A massive mortar constructed for the German Army during World War II, the Karl-Gerat is the largest self propelled artillery piece in history.  Built by Rheinmetall, seven of these behemoth guns were produced between 1941 and 1945.  Weighing in at 142 tons, the gun itself was 24 inches in caliber and could fire a 4,800 lb shell around 6 miles.  More importantly it was mobile, an important feature due to the mobile nature of warfare in WWII Europe.  For the most part the Karl-Gerat guns wrecked havoc in Eastern Europe, being used to destroy the fortifications of Brest-Litvosk Fortress and playing a role in the Siege of Sevastopol.  They were also used during the Battle of the Bulge, the Warsaw Uprising, and the Remagen Bridgehead.

While the Karl-Gerat was certainly intimidating and deadly, they had a weakness that made them sitting ducks in combat.  While they were mobile, they were not that mobile.  Powered by a 12 cylinder Daimler-Benz gasoline or diesel engine, the gun was transported on a caterpillar tracked undercarriage.  A whole team of vehicles as well as a dedicated crew was needed to service the gun; a crane for loading the gun, several converted tanks to carry ammunition, a fleet of trucks, and a heavy trailer.  For long distance transportation the gun had to be disassembled by the crane and stowed on the heavy trailer, otherwise the gun could only move at around 6 miles per hour.  It was not uncommon for the gun to be disassembled when crossing bridges or certain types of terrain because the gun and carriage was too heavy. Often the Karl-Gerat could not make turns lest it throw a track.  Another weakness was that the massive recoil of the gun often threw the entire assembly of target, meaning the gun had to be re-zeroed after every shot.

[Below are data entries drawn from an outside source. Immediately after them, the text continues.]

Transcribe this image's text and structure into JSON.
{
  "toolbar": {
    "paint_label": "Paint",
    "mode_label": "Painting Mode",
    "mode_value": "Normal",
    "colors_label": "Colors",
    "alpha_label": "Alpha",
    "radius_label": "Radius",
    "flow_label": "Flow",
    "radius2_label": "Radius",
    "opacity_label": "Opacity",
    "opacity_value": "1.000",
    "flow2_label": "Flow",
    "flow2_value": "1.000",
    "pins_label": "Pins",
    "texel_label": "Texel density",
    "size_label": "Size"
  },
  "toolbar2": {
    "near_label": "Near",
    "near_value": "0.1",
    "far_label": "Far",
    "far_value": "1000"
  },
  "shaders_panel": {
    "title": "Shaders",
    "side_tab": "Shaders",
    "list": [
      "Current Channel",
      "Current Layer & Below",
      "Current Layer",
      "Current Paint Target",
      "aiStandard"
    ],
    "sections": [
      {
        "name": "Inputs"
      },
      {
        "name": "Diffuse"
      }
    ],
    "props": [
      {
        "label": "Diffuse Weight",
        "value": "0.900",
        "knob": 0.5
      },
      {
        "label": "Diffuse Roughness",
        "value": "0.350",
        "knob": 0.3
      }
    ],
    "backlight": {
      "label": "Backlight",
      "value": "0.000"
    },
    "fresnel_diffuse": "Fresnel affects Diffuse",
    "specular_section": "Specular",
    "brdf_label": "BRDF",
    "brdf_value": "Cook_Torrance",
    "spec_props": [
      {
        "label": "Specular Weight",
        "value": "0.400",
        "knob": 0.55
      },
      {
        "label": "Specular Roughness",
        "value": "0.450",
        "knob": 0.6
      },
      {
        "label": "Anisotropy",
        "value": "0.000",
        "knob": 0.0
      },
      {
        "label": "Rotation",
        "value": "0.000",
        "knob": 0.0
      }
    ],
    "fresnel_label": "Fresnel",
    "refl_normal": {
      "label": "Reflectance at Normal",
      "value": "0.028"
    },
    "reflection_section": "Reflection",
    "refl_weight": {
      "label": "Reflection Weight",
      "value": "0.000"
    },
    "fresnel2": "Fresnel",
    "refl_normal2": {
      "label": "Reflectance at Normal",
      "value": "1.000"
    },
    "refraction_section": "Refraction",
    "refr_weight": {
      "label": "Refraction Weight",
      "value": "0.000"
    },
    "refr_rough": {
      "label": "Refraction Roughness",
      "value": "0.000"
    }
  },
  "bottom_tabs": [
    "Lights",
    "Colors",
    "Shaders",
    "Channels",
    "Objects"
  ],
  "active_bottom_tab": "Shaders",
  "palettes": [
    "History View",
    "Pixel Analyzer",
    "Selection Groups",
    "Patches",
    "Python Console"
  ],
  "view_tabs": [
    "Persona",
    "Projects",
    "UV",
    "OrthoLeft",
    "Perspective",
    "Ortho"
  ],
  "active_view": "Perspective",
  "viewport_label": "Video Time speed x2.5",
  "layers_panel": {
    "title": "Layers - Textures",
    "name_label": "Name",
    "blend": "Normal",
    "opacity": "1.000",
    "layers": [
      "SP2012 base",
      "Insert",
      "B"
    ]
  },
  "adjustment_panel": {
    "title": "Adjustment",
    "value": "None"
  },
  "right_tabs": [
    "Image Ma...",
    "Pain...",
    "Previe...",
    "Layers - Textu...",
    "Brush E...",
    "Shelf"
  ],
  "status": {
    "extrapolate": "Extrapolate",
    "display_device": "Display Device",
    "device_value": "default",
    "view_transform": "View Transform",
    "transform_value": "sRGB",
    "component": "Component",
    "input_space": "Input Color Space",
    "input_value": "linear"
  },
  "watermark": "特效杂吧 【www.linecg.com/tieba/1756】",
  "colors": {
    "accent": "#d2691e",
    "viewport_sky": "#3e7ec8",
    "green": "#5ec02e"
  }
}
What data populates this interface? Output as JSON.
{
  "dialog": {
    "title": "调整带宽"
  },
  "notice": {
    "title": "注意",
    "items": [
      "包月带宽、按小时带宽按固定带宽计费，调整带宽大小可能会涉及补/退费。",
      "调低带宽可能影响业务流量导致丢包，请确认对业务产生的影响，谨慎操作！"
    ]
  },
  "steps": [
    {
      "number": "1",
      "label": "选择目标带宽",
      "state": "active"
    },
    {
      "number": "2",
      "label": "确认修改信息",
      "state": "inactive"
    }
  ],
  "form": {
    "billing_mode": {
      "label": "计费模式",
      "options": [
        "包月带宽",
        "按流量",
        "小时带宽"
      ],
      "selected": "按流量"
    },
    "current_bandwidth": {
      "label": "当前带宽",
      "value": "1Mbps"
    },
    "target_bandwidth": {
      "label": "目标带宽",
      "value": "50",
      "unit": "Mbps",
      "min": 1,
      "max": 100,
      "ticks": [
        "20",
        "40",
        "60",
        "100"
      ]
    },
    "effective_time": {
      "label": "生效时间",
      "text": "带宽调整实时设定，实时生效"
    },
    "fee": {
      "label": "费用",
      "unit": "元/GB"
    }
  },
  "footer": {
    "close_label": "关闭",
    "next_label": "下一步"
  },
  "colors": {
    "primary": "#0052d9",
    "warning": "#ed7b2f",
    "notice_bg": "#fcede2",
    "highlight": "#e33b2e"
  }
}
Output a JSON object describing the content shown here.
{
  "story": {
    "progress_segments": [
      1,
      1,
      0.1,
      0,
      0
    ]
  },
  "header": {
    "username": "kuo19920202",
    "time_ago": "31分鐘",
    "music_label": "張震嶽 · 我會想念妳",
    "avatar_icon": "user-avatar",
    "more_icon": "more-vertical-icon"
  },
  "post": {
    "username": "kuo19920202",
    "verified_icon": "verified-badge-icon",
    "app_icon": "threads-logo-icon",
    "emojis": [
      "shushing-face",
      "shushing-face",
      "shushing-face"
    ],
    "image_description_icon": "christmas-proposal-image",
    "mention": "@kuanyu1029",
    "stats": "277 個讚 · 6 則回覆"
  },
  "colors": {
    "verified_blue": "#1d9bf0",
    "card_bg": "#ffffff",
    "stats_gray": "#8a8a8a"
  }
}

By the end of the war two had been destroyed by enemy forces.  Others were captured by the US Army and the Red Army.  Both conducted numerous tests of the weapons but determined them to be impractical for future warfare and scrapped.  Of the seven only two still exist, being housed at the Kubinka Tank Museum in Russia.

“Burning houses, ruins and wrecks speak for the ferocity of the battle preceding this moment when German forces entered the stubbornly defended industrial center of Rostov on the lower Don River, in Russia, on November 22, 1941.”

(AP)

Polish crewmen of SU-85s from the Polish I Corps. Note that the Polish eagle on their self-propelled gun lacks the traditional crown, which was omitted from the insignia of the Soviet raised units.

(Sikorski Institute)

German infantry use a StuG III to cover their advance into Stalingrad. The vulnerable assault guns were a tempting target for Soviet troops in the confines of city fighting, but with accompanying infantry to protect them, made for excellent fire support.

(Imperial War Museum)

An early example of a self-propelled gun, the gun carrier “Dublin” moves toward the front with a 6-inch howitzer and its crew. Although the howitzer could be fired without having to be removed from the carrier, the carriers were also used with the 60-pdr Mk. Is, which had to be removed to fire.

(IWM)